When I’m considering buying a car, suppose I don’t turn just to friends for advice but also visit some car review Web sites. On these review Web sites, experts rate, rank, and pass judgment on cars. They’re the expert social influencers people who I may not know personally but are recognized as authorities in a certain field. Their influence is derived from the skills or expertise that they or broadly speaking, their organization possess based on training.
A positional influencer is closest to both the purchasing decision and to the consumer. Called peer influencers sometimes, they are typically family members or part of the consumer’s inner circle. They influence purchasing decisions most directly at the point of purchase and have to live with the results of their family members or friend’s decision as well.
Influencing on digital platforms
Each time people make purchasing decisions, they ask each other for advice. Sometimes, they depend upon an expert’s guidance, and in other cases, that advice comes from people they know.
So why is influence such a big deal today? This is because Internet and social media consumption specifically have hit the mainstream. For example, as of February 2009, the social networking phenomenon Facebook had 175 million users,
People are making more and more purchasing decisions online every day. It’s as natural to buy a product online as it is to go into a physical store. They buy clothes and shoes online, not to mention high-consideration items such as computers, cars (yes, cars), and jewelry. But that’s not all. Not only are consumers buying online, but thanks to social media, they’re conversing, socializing, and influencing each other online in a scale never seen before
Getting Social with Your Marketing

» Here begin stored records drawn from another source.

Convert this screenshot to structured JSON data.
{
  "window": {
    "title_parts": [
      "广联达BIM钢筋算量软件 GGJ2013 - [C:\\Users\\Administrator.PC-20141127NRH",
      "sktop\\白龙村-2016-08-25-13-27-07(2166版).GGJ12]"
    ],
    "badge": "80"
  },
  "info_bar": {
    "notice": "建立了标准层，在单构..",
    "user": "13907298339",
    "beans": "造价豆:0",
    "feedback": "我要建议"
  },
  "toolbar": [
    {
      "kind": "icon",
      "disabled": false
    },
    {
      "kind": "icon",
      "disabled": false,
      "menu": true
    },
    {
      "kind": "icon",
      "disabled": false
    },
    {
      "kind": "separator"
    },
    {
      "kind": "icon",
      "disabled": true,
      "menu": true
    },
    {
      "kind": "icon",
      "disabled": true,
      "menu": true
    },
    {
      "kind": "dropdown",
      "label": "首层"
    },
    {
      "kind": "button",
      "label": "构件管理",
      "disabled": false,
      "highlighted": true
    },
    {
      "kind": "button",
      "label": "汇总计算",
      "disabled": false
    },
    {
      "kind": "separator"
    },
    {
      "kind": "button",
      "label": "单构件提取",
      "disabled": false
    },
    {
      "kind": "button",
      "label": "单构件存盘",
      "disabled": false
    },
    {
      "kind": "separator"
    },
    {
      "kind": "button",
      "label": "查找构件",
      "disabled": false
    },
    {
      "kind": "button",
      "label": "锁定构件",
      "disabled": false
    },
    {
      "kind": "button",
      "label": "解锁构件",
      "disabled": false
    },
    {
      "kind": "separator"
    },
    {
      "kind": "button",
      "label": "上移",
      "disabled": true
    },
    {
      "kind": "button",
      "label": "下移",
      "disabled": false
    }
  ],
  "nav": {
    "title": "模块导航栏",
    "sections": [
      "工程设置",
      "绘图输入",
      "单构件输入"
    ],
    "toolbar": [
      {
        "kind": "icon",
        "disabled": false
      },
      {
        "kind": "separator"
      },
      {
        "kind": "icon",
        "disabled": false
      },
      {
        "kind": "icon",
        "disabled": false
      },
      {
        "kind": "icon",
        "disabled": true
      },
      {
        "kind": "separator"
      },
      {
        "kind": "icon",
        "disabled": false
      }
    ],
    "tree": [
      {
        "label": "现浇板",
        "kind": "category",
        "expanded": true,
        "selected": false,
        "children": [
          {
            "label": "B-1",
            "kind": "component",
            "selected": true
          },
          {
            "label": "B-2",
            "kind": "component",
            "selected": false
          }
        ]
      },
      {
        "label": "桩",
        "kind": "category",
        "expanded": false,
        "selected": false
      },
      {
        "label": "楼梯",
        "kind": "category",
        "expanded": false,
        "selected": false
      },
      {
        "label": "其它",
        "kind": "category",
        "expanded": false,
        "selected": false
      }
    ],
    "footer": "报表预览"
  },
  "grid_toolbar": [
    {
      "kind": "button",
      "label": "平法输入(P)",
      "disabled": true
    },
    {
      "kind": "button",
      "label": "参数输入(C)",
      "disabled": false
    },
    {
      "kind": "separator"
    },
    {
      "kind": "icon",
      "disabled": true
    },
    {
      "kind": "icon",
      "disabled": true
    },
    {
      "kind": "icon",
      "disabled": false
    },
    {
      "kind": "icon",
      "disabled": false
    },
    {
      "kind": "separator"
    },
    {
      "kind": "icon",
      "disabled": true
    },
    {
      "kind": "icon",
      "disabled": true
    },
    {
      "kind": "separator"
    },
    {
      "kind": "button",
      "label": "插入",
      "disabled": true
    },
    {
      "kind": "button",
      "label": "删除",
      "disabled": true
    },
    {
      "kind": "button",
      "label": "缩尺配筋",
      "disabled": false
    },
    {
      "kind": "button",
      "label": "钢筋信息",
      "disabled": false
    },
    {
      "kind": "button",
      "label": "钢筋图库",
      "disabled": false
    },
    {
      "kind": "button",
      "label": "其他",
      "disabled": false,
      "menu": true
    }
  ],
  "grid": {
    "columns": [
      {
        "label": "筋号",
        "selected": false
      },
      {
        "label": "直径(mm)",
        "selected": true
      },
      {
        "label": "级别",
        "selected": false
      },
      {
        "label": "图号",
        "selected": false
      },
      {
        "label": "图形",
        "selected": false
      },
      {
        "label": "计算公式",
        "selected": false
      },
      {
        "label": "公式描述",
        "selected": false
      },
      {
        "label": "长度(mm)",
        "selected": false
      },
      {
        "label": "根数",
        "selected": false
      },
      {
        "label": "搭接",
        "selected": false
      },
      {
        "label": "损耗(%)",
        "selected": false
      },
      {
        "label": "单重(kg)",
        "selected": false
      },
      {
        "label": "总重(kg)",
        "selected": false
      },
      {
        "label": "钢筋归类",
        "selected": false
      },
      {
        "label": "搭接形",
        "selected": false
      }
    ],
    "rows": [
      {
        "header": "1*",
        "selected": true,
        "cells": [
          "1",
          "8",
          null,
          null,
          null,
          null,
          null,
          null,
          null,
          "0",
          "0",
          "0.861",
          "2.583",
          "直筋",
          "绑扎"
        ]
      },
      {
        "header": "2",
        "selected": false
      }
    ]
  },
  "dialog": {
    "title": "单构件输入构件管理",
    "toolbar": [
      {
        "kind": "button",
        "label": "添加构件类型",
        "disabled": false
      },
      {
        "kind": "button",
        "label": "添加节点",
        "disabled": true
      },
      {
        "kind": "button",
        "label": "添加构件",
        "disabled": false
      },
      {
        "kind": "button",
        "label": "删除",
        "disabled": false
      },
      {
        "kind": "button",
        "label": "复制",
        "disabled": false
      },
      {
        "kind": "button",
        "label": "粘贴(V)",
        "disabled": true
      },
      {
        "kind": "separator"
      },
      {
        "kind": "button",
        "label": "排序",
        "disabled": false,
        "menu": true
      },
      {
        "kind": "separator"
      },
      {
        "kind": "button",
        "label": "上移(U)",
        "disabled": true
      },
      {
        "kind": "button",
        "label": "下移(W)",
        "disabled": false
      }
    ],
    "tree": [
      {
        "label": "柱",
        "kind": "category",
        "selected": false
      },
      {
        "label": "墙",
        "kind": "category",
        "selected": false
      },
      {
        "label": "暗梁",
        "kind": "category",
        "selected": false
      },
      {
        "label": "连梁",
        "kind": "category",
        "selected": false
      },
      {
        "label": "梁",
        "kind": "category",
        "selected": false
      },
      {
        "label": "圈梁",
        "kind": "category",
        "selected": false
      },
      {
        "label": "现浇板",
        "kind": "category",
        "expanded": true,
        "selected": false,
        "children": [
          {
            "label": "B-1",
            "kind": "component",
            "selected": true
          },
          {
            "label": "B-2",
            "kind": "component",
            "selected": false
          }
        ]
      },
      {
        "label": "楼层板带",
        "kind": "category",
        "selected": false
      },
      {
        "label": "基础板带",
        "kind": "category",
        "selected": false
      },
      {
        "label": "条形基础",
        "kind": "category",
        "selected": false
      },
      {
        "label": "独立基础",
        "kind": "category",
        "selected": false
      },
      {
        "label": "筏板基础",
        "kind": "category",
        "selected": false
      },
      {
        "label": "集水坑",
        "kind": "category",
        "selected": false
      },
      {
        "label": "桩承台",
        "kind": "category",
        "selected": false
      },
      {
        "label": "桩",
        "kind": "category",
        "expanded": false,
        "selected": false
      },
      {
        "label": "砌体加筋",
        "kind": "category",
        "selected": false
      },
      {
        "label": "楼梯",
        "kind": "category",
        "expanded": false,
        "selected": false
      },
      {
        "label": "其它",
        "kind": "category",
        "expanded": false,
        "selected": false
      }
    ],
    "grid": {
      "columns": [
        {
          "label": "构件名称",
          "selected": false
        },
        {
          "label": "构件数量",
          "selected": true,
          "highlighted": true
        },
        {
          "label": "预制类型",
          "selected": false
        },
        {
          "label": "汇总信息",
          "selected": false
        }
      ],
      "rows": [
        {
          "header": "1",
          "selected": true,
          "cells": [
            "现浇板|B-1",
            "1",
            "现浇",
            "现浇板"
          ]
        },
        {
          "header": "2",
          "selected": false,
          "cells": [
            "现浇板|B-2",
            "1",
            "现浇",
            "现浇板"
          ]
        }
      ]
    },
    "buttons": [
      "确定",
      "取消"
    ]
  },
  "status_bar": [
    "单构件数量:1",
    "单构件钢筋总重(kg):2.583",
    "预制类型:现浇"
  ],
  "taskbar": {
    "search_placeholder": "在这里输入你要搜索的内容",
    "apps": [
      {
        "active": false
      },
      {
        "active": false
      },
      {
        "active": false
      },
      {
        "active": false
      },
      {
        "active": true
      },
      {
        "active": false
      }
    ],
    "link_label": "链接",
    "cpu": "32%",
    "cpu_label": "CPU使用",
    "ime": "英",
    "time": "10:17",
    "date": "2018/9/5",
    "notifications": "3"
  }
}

You may need to put a lot of effort into convincing your managers how important the social media platforms are. Many of them may feel that it’s a youth phenomenon, one that doesn’t serve the interests of brands well. The best way to communicate these ideas and techniques to your staff is by organizing lunch-and-learn sessions and bringing in external speakers who can walk your managers through the major social platforms and how best to market on them. Sharing case studies from other brands always resonates well and goes a long way to establishing credibility.